Available data>
* * *

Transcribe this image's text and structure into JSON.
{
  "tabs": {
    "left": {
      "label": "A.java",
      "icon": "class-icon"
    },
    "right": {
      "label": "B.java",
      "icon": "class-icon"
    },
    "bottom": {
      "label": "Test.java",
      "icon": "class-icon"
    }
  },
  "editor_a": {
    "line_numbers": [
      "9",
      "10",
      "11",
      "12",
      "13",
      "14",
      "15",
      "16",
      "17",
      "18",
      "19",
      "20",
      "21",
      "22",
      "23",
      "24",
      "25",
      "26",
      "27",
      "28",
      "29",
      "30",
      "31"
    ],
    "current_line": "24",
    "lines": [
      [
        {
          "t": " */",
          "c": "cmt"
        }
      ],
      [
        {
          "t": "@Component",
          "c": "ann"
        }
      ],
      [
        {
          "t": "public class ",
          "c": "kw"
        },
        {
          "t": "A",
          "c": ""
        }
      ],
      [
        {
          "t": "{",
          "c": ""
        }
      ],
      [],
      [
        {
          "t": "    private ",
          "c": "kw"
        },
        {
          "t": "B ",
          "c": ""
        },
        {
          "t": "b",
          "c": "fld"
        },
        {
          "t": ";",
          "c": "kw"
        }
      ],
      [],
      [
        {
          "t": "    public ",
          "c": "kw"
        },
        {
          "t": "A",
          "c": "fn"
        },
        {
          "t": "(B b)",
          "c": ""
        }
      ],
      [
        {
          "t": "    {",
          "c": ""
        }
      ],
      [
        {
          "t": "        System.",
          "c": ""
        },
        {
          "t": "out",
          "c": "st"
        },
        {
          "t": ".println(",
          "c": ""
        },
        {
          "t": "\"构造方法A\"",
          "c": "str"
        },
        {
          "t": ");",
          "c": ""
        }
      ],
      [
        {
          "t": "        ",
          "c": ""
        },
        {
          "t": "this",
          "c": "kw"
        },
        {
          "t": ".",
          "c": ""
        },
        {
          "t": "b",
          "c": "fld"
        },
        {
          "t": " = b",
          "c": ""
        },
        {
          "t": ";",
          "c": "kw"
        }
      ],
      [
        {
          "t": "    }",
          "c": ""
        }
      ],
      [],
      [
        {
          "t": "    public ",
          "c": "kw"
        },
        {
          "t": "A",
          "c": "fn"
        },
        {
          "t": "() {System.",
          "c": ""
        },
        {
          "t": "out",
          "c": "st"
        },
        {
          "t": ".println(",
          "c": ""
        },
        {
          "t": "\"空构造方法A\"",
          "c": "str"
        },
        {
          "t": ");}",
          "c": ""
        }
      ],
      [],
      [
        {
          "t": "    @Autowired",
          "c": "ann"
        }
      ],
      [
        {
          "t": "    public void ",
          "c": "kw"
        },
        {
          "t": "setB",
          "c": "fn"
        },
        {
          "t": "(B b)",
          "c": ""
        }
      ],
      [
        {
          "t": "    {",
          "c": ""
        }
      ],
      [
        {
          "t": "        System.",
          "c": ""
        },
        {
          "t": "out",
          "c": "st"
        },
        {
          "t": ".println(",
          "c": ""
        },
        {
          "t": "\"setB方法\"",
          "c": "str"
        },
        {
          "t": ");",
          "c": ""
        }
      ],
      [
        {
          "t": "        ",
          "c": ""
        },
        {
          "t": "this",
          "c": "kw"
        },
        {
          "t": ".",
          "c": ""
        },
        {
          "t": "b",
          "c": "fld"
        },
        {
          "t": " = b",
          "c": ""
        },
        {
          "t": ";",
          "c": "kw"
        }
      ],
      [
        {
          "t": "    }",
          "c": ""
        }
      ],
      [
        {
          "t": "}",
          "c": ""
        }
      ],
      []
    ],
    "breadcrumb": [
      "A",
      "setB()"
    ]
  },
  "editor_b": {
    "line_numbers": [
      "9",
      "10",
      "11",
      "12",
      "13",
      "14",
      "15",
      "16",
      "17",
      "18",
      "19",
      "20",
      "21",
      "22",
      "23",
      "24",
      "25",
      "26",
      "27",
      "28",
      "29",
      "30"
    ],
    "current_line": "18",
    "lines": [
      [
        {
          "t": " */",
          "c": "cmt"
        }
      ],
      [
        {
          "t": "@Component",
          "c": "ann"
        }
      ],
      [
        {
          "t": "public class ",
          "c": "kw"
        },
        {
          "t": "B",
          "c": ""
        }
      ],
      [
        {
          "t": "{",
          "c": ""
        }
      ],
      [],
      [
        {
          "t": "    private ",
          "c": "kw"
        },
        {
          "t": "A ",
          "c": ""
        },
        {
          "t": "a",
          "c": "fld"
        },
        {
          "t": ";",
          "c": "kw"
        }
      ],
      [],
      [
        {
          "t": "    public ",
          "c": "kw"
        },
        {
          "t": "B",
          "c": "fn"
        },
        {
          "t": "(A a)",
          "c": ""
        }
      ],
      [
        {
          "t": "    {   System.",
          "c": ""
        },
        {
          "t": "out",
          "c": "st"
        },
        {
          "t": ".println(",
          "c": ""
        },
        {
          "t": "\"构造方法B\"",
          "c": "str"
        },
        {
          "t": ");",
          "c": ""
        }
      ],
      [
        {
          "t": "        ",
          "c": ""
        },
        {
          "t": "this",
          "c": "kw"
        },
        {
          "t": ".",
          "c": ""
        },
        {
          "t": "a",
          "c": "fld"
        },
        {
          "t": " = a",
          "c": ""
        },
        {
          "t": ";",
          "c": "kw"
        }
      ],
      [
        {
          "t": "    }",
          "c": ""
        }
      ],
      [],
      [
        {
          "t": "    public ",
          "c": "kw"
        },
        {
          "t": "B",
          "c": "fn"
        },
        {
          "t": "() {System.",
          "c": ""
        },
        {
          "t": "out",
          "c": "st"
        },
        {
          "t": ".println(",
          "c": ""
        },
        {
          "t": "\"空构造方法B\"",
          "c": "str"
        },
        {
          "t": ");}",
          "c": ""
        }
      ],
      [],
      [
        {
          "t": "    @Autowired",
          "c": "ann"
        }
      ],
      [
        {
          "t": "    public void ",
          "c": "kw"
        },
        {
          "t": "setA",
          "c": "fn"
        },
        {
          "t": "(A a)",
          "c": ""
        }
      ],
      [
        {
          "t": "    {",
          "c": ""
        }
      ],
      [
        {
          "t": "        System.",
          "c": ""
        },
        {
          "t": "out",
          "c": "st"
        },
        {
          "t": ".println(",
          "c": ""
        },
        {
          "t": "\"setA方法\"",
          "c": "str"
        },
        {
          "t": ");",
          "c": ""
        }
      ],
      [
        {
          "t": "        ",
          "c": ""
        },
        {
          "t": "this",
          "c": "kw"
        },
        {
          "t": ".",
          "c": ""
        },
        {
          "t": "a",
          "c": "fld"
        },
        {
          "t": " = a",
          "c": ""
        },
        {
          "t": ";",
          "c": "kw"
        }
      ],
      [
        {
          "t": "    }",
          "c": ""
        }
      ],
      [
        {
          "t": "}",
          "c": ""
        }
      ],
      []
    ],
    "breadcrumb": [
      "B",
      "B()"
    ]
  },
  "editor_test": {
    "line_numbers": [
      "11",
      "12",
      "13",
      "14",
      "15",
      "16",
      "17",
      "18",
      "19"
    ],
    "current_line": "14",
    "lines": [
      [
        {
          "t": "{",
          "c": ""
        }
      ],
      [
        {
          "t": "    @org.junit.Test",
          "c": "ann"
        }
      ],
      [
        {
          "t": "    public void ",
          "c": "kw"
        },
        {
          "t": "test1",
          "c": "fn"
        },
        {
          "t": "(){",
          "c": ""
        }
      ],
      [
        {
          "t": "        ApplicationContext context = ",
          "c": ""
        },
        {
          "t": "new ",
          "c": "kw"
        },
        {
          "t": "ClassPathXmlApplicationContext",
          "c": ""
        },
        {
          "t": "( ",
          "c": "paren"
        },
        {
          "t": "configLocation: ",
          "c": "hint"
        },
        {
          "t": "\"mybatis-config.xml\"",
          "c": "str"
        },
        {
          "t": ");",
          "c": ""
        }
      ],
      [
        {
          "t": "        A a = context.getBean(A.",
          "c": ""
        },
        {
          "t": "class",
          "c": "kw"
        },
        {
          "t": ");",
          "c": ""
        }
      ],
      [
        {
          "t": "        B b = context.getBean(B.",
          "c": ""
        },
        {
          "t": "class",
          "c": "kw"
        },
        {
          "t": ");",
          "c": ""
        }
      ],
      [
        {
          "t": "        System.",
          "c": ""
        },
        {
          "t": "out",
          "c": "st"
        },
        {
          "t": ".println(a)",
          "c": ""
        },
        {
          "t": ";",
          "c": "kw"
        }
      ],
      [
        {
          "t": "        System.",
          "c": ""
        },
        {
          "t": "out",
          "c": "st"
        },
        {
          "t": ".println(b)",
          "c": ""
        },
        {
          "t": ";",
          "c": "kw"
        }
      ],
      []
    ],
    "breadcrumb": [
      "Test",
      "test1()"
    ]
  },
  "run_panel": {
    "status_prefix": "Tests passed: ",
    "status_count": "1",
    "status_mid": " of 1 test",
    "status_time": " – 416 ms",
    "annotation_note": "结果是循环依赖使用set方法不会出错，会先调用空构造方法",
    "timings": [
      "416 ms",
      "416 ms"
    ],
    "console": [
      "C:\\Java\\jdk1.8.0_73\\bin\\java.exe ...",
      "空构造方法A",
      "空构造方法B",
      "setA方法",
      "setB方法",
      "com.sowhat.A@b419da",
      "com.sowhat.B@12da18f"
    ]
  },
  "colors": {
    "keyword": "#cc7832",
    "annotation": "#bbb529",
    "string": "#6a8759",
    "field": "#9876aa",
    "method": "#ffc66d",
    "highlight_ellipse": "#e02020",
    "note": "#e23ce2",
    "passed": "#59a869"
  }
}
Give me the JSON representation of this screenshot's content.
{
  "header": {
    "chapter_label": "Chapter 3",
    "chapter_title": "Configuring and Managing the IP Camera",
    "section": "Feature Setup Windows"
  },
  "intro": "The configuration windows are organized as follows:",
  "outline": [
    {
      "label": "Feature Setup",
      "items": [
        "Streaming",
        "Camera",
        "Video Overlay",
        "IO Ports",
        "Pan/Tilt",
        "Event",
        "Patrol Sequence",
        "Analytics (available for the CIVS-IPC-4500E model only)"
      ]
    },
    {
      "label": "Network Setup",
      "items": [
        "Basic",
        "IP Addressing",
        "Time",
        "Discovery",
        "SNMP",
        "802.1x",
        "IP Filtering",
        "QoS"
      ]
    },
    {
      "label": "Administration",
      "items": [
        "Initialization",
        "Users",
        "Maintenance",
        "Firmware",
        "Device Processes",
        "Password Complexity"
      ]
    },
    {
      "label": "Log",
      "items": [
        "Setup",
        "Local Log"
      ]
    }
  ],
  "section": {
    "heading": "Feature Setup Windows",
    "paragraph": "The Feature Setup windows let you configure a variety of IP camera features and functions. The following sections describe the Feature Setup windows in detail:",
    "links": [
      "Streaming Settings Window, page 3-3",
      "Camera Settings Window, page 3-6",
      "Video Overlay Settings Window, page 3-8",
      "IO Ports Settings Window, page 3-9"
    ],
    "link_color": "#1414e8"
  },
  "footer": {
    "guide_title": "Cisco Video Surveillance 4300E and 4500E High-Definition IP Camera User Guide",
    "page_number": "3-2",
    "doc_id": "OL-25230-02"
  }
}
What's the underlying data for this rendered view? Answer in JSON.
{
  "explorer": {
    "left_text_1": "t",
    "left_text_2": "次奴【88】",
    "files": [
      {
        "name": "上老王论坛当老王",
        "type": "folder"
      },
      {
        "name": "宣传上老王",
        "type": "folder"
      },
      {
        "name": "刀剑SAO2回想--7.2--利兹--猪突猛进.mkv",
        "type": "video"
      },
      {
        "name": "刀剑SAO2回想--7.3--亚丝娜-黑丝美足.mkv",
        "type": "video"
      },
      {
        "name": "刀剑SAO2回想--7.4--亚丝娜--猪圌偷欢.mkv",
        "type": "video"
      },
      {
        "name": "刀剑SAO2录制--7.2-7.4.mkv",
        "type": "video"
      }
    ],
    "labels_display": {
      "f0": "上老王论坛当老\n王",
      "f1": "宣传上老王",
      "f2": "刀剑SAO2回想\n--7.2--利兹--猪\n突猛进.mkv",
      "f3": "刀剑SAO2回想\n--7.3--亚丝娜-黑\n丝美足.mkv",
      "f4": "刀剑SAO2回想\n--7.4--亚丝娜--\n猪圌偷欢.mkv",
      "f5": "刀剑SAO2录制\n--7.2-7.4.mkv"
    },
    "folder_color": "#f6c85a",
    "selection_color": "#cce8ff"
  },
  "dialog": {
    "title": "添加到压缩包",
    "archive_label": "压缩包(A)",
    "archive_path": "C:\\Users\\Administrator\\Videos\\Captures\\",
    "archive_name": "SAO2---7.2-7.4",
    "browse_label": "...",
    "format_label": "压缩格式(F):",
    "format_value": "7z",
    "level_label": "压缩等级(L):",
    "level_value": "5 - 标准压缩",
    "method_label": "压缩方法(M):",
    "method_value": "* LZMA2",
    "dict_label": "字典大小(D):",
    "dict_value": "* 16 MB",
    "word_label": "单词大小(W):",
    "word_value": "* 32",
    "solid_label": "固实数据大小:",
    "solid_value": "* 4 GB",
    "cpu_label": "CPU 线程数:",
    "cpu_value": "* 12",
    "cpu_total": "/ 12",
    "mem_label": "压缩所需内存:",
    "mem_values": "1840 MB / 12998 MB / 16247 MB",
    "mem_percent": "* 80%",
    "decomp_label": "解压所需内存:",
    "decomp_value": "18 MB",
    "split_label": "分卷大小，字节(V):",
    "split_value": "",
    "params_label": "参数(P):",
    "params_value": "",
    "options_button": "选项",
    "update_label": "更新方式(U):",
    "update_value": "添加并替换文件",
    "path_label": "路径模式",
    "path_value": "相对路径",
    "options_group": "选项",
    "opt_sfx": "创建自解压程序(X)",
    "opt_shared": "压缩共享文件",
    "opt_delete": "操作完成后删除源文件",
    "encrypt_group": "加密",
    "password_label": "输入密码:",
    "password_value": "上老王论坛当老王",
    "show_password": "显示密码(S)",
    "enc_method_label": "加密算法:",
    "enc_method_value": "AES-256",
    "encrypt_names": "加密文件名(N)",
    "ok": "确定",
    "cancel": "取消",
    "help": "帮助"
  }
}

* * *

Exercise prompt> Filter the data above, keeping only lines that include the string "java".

Output of the task>
      "label": "A.java",
      "label": "B.java",
      "label": "Test.java",
      "C:\\Java\\jdk1.8.0_73\\bin\\java.exe ...",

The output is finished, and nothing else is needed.